“It’s easy for you to say, elf!” Quincy snapped, brushing his hand away. “You hardly know the woman!”
“She almost killed us mere moments ago. What will she do if the fae in her takes over and she’s nursing hatred for our denying her addiction? Can we risk letting her free or abandoning her when the times comes to flee this place?” His words were gentle, but they felt cold.
“You don’t know her!” Quincy yelled. Tears were clouding her eyes. “She is a crass, foul-mouthed git, but she has helped us! Each and every one of us! She has helped me, and that’s why I cannot possibly kill my–” she broke off and pressed her lips tight.
“You cannot kill your friend,” Daedalus said with an understanding nod.
“Quincy,” Elmiryn called softly.
The wizard looked away, toward the stairs. She wiped the unshed tears from her eyes with her sleeve.
The Fiamman tried again. “Quincy.”
With a rough sigh, Quincy finally looked at Elmiryn.
The other woman was smiling. “Believe it or not, I don’t have many friends. So I’m happy you’re one of them,” she said.
“Then how can you ask me this?” Quincy asked. It almost came out as a whine.
“The same way I can say that the man you think is your husband is not, and that the real Hakeem is alive and somewhere safe.” Elmiryn looked down. “I’m sorry I didn’t say it sooner. I didn’t really know what to do. But now that I’m in here, there’s nothing I can do but warn you before I’m incapable of thinking straight.”
Quincy’s mouth fell open. Her arms, which had been tightly crossed all this time, fell slack at her sides. She looked at Daedalus and found he was busy glaring suspiciously at Elmiryn.
“How do you know this?” Daedalus asked her.
“His pattern,” the redhead replied readily. “I can see the weave of the world. His pattern is not Hakeem’s. In fact, it’s not even human.”
“Elmiryn, you are making a dangerous accusation!” Quincy was shaking. Her skin felt cold, but her fists clenched tight. “If the man above isn’t Hakeem, then who is he? What is he?”
“A golem. It was sent from Izma, I think.”
“To do what? Spy on us?”

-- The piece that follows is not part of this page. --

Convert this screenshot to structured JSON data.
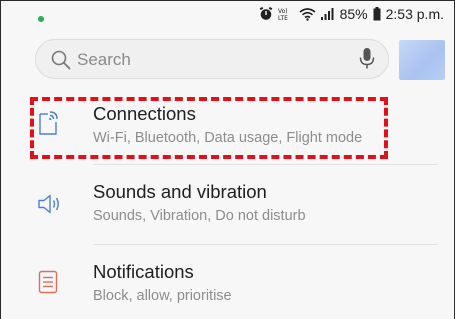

Elmiryn shook her head. “Maybe to split us up. Maybe just to hurt you.”
“This is insane,” Quincy huffed. She paced once along the front of the containment circle, then she jabbed a finger at Elmiryn. “I don’t believe it!”
The Fiamman rubbed at her face and groaned. “Look, I figured you wouldn’t! But I had to tell you, do you see? Because I care what happens to you and the others! I need you to be on your guard!”

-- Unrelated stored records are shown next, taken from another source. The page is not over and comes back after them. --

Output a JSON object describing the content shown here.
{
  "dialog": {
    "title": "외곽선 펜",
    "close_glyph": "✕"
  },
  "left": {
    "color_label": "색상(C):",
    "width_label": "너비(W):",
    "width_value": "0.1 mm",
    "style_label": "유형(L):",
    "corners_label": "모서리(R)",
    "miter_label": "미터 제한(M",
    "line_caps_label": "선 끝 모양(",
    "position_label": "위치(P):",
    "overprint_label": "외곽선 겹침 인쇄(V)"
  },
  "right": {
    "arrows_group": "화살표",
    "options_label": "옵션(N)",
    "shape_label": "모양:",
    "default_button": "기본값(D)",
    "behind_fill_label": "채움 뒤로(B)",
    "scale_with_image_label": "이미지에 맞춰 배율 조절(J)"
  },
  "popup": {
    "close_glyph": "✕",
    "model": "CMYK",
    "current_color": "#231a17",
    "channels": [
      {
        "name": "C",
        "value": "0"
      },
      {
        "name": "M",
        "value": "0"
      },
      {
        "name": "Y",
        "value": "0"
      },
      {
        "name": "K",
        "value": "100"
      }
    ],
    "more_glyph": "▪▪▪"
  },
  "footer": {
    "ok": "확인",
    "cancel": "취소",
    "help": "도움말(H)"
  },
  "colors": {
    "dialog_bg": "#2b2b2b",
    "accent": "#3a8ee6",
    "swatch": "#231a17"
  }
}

“So that I can kill if you necessary?” Quincy snapped.
“So that you jackasses don’t get backstabbed!” Elmiryn threw her hands up in the air. “Don’t you get it!? What I’m asking for and what I just told you are coming from the same place– making sure all of you are safe!” She clasped her hands together again. “Do you need me to beg again? Fuck, I’ll get down on my knees if I have to! But you’ve got to understand that what I’m asking is almost like a final wish! I won’t be in my right mind soon! I can already hear the whispers! Just do it! Just promise me while I’m still capable of understanding you!”
Quincy paced again. She felt faint and ill.
When she heard Paulo start to come down the stairs with the pillow and blankets, she felt weary beyond her years.
The words came almost as if on their own.
“All right, Elmiryn. I promise.”